Some lines below hold "content". Pick them out and copy them.
*** EXTRACTED INFORMATION
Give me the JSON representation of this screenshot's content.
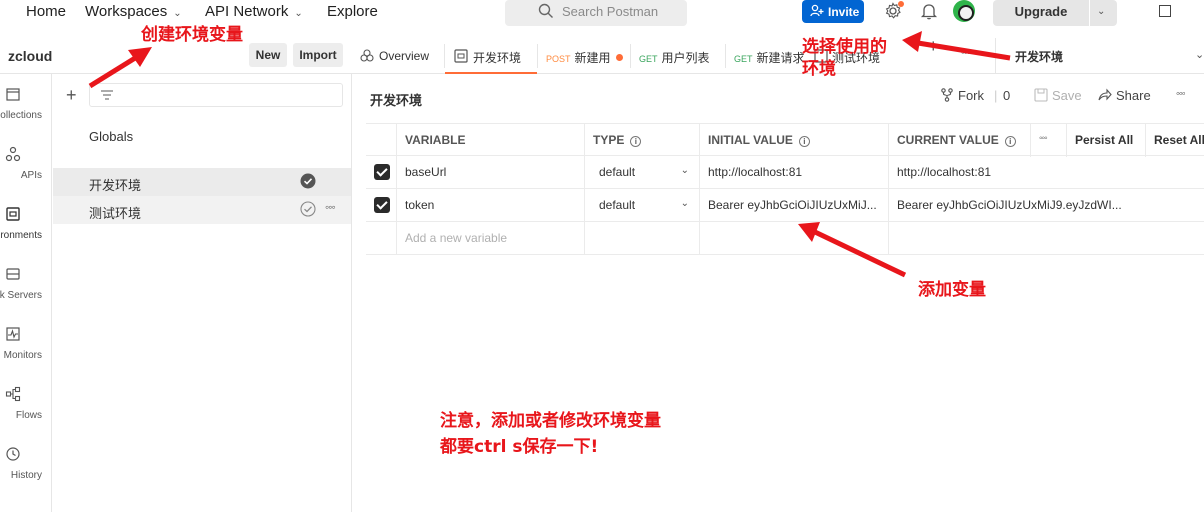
{
  "topnav": {
    "home": "Home",
    "workspaces": "Workspaces",
    "api_network": "API Network",
    "explore": "Explore",
    "search_placeholder": "Search Postman",
    "invite": "Invite",
    "upgrade": "Upgrade"
  },
  "workspace": {
    "name": "zcloud",
    "new_button": "New",
    "import_button": "Import"
  },
  "rail": [
    {
      "label": "Collections",
      "icon": "collections-icon"
    },
    {
      "label": "APIs",
      "icon": "apis-icon"
    },
    {
      "label": "Environments",
      "icon": "environments-icon"
    },
    {
      "label": "Mock Servers",
      "icon": "mock-servers-icon"
    },
    {
      "label": "Monitors",
      "icon": "monitors-icon"
    },
    {
      "label": "Flows",
      "icon": "flows-icon"
    },
    {
      "label": "History",
      "icon": "history-icon"
    }
  ],
  "env_list": {
    "globals": "Globals",
    "items": [
      {
        "name": "开发环境",
        "active": true
      },
      {
        "name": "测试环境",
        "active": false
      }
    ]
  },
  "tabs": [
    {
      "label": "Overview",
      "type": "overview"
    },
    {
      "label": "开发环境",
      "type": "environment",
      "active": true
    },
    {
      "method": "POST",
      "label": "新建用",
      "unsaved": true
    },
    {
      "method": "GET",
      "label": "用户列表"
    },
    {
      "method": "GET",
      "label": "新建请求"
    },
    {
      "label": "测试环境",
      "type": "environment"
    }
  ],
  "env_selector": {
    "selected": "开发环境"
  },
  "editor": {
    "title": "开发环境",
    "fork": "Fork",
    "fork_count": "0",
    "save": "Save",
    "share": "Share"
  },
  "table": {
    "headers": {
      "variable": "VARIABLE",
      "type": "TYPE",
      "initial_value": "INITIAL VALUE",
      "current_value": "CURRENT VALUE",
      "persist_all": "Persist All",
      "reset_all": "Reset All"
    },
    "rows": [
      {
        "enabled": true,
        "variable": "baseUrl",
        "type": "default",
        "initial": "http://localhost:81",
        "current": "http://localhost:81"
      },
      {
        "enabled": true,
        "variable": "token",
        "type": "default",
        "initial": "Bearer eyJhbGciOiJIUzUxMiJ...",
        "current": "Bearer eyJhbGciOiJIUzUxMiJ9.eyJzdWI..."
      }
    ],
    "add_placeholder": "Add a new variable"
  },
  "annotations": {
    "create_env": "创建环境变量",
    "select_env_line1": "选择使用的",
    "select_env_line2": "环境",
    "add_var": "添加变量",
    "note_line1": "注意，添加或者修改环境变量",
    "note_line2": "都要ctrl s保存一下!"
  },
  "colors": {
    "accent": "#ff6c37",
    "invite_blue": "#0265d2",
    "annotation_red": "#e8161b",
    "get_green": "#3aa55d",
    "post_orange": "#ff8c42"
  }
}
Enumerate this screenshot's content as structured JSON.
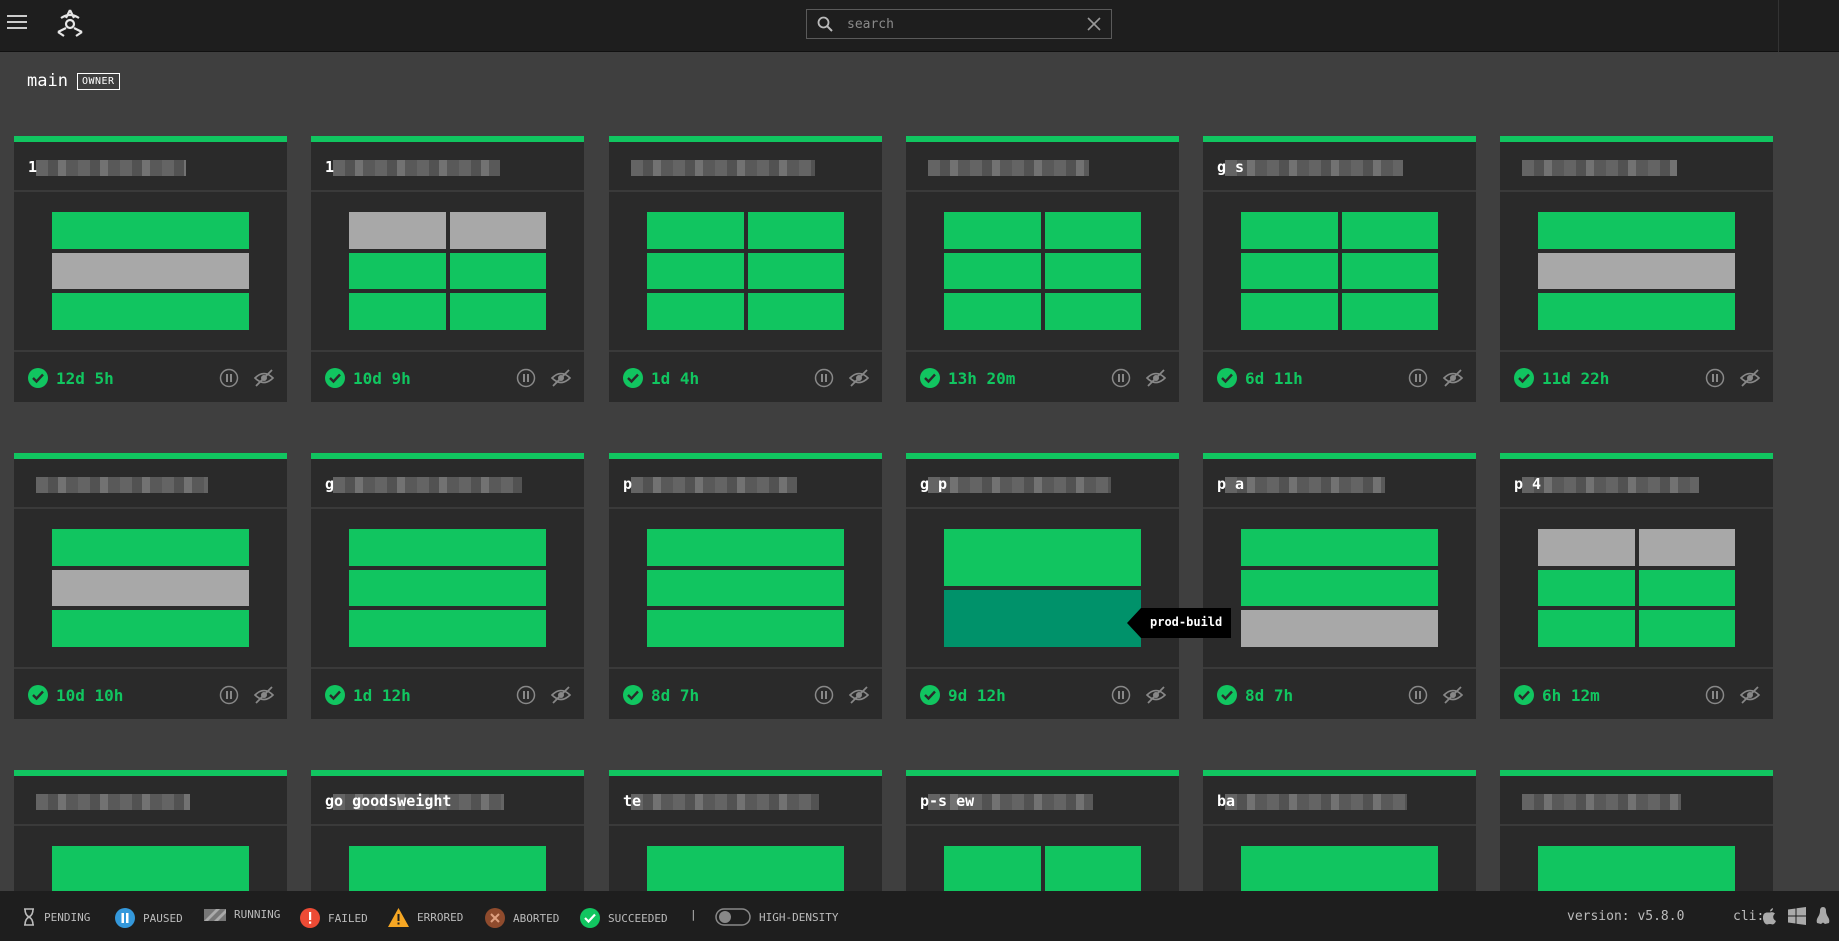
{
  "search": {
    "placeholder": "search"
  },
  "team": {
    "name": "main",
    "role_badge": "OWNER"
  },
  "cards": [
    {
      "title": "1",
      "since": "12d 5h",
      "cols": 1,
      "jobs": [
        "s",
        "p",
        "s"
      ]
    },
    {
      "title": "1",
      "since": "10d 9h",
      "cols": 2,
      "jobs": [
        "p",
        "p",
        "s",
        "s",
        "s",
        "s"
      ]
    },
    {
      "title": "",
      "since": "1d 4h",
      "cols": 2,
      "jobs": [
        "s",
        "s",
        "s",
        "s",
        "s",
        "s"
      ]
    },
    {
      "title": "",
      "since": "13h 20m",
      "cols": 2,
      "jobs": [
        "s",
        "s",
        "s",
        "s",
        "s",
        "s"
      ]
    },
    {
      "title": "g s",
      "since": "6d 11h",
      "cols": 2,
      "jobs": [
        "s",
        "s",
        "s",
        "s",
        "s",
        "s"
      ]
    },
    {
      "title": "",
      "since": "11d 22h",
      "cols": 1,
      "jobs": [
        "s",
        "p",
        "s"
      ]
    },
    {
      "title": "",
      "since": "10d 10h",
      "cols": 1,
      "jobs": [
        "s",
        "p",
        "s"
      ]
    },
    {
      "title": "g",
      "since": "1d 12h",
      "cols": 1,
      "jobs": [
        "s",
        "s",
        "s"
      ]
    },
    {
      "title": "p",
      "since": "8d 7h",
      "cols": 1,
      "jobs": [
        "s",
        "s",
        "s"
      ]
    },
    {
      "title": "g p",
      "since": "9d 12h",
      "cols": 1,
      "jobs": [
        "s",
        "h"
      ]
    },
    {
      "title": "p a",
      "since": "8d 7h",
      "cols": 1,
      "jobs": [
        "s",
        "s",
        "p"
      ]
    },
    {
      "title": "p 4",
      "since": "6h 12m",
      "cols": 2,
      "jobs": [
        "p",
        "p",
        "s",
        "s",
        "s",
        "s"
      ]
    },
    {
      "title": "",
      "since": "",
      "cols": 1,
      "jobs": [
        "s"
      ]
    },
    {
      "title": "go goodsweight",
      "since": "",
      "cols": 1,
      "jobs": [
        "s"
      ]
    },
    {
      "title": "te",
      "since": "",
      "cols": 1,
      "jobs": [
        "s"
      ]
    },
    {
      "title": "p-s ew",
      "since": "",
      "cols": 2,
      "jobs": [
        "s",
        "s"
      ]
    },
    {
      "title": "ba",
      "since": "",
      "cols": 1,
      "jobs": [
        "s"
      ]
    },
    {
      "title": "",
      "since": "",
      "cols": 1,
      "jobs": [
        "s"
      ]
    }
  ],
  "tooltip": {
    "text": "prod-build"
  },
  "legend": [
    {
      "key": "pending",
      "label": "PENDING"
    },
    {
      "key": "paused",
      "label": "PAUSED"
    },
    {
      "key": "running",
      "label": "RUNNING"
    },
    {
      "key": "failed",
      "label": "FAILED"
    },
    {
      "key": "errored",
      "label": "ERRORED"
    },
    {
      "key": "aborted",
      "label": "ABORTED"
    },
    {
      "key": "succeeded",
      "label": "SUCCEEDED"
    }
  ],
  "footer": {
    "separator": "|",
    "high_density_label": "HIGH-DENSITY",
    "version": "version: v5.8.0",
    "cli_label": "cli:"
  },
  "colors": {
    "succeeded": "#11c560",
    "paused": "#a8a8a8",
    "hovered_job": "#00926a",
    "background": "#3f3f3f"
  },
  "icons": [
    "menu-icon",
    "concourse-logo",
    "search-icon",
    "clear-icon",
    "check-icon",
    "pause-icon",
    "eye-slash-icon",
    "apple-icon",
    "windows-icon",
    "linux-icon"
  ]
}
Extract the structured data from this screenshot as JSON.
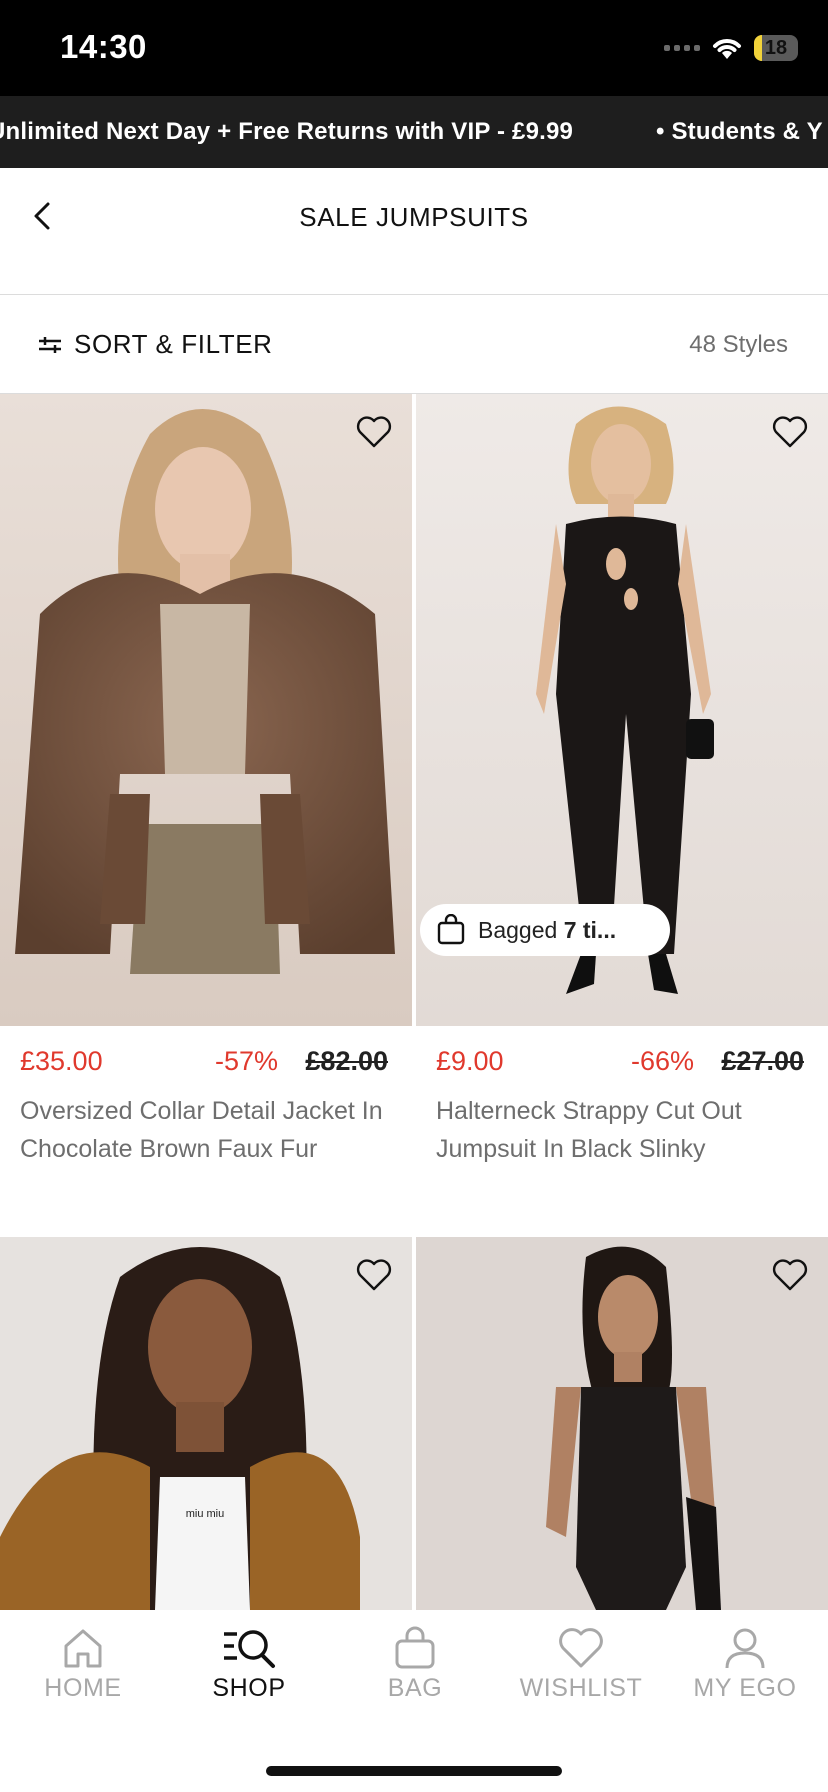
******
**OUTPUT FOR THIS TASK:**
Give me the JSON representation of this screenshot's content.
Enumerate this screenshot's content as structured JSON.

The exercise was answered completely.